| What this task involves |
Below are records to be copied exactly; their pictures are to be omitted.
━━━ Material supplied
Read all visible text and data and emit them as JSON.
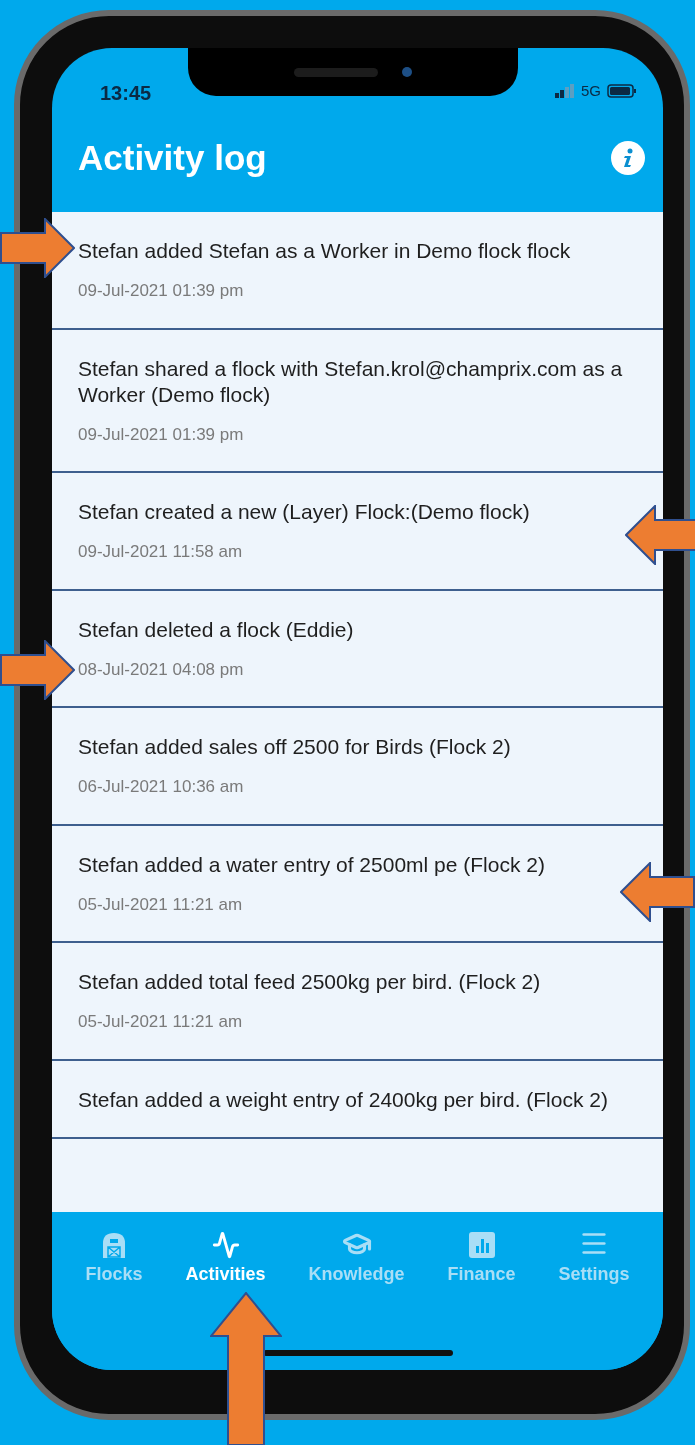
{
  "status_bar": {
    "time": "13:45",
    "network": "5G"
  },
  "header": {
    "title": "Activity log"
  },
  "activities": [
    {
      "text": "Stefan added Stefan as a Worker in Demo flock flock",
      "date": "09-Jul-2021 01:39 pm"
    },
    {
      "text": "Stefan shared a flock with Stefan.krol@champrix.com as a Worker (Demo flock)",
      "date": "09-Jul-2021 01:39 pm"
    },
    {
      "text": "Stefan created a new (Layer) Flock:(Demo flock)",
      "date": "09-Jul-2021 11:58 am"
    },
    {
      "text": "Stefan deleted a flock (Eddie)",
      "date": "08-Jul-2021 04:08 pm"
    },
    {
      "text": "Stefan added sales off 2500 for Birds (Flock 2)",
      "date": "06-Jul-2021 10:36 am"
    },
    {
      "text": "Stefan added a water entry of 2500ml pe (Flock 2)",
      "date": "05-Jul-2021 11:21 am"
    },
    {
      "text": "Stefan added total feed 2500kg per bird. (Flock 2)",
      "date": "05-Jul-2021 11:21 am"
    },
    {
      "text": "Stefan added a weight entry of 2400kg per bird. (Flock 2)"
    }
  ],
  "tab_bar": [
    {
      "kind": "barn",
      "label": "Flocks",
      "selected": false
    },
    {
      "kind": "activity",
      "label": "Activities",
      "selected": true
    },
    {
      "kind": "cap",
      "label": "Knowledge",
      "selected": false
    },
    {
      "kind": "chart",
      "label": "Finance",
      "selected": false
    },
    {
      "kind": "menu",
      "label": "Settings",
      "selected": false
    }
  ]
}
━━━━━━
| Written answer |
Read all visible text and data and emit them as JSON.
{
  "status_bar": {
    "time": "13:45",
    "network": "5G"
  },
  "header": {
    "title": "Activity log"
  },
  "activities": [
    {
      "text": "Stefan added Stefan as a Worker in Demo flock flock",
      "date": "09-Jul-2021 01:39 pm"
    },
    {
      "text": "Stefan shared a flock with Stefan.krol@champrix.com as a Worker (Demo flock)",
      "date": "09-Jul-2021 01:39 pm"
    },
    {
      "text": "Stefan created a new (Layer) Flock:(Demo flock)",
      "date": "09-Jul-2021 11:58 am"
    },
    {
      "text": "Stefan deleted a flock (Eddie)",
      "date": "08-Jul-2021 04:08 pm"
    },
    {
      "text": "Stefan added sales off 2500 for Birds (Flock 2)",
      "date": "06-Jul-2021 10:36 am"
    },
    {
      "text": "Stefan added a water entry of 2500ml pe (Flock 2)",
      "date": "05-Jul-2021 11:21 am"
    },
    {
      "text": "Stefan added total feed 2500kg per bird. (Flock 2)",
      "date": "05-Jul-2021 11:21 am"
    },
    {
      "text": "Stefan added a weight entry of 2400kg per bird. (Flock 2)"
    }
  ],
  "tab_bar": [
    {
      "kind": "barn",
      "label": "Flocks",
      "selected": false
    },
    {
      "kind": "activity",
      "label": "Activities",
      "selected": true
    },
    {
      "kind": "cap",
      "label": "Knowledge",
      "selected": false
    },
    {
      "kind": "chart",
      "label": "Finance",
      "selected": false
    },
    {
      "kind": "menu",
      "label": "Settings",
      "selected": false
    }
  ]
}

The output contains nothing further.